Collect from the data below each line with "title".

========

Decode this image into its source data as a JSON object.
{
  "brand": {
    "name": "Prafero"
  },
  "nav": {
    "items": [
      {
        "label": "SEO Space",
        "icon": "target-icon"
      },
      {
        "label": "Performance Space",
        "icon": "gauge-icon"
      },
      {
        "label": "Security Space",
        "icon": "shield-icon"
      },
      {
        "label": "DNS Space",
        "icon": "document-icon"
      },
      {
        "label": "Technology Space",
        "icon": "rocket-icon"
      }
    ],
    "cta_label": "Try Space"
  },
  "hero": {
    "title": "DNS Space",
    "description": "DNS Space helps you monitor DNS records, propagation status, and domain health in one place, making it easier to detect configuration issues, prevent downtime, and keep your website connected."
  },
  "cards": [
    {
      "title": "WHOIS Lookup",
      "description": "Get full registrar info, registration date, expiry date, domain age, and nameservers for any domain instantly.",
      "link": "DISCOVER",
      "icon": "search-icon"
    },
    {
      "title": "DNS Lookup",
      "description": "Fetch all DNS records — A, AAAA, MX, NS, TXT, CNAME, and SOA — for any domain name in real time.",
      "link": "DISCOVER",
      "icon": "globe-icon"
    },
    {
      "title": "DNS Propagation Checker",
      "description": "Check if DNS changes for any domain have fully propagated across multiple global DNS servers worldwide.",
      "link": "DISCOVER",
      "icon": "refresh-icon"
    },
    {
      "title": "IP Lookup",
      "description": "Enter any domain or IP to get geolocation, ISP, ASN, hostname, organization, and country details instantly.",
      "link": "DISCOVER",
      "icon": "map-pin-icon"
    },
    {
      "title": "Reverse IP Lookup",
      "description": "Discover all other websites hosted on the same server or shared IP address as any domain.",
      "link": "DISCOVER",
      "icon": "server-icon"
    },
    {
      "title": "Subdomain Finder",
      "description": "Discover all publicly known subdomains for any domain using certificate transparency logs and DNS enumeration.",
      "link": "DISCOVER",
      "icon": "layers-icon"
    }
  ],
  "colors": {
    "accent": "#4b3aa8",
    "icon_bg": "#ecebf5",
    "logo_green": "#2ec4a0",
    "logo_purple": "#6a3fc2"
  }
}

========

ANSWER TO THIS EXERCISE:
    "title": "DNS Space",
      "title": "WHOIS Lookup",
      "title": "DNS Lookup",
      "title": "DNS Propagation Checker",
      "title": "IP Lookup",
      "title": "Reverse IP Lookup",
      "title": "Subdomain Finder",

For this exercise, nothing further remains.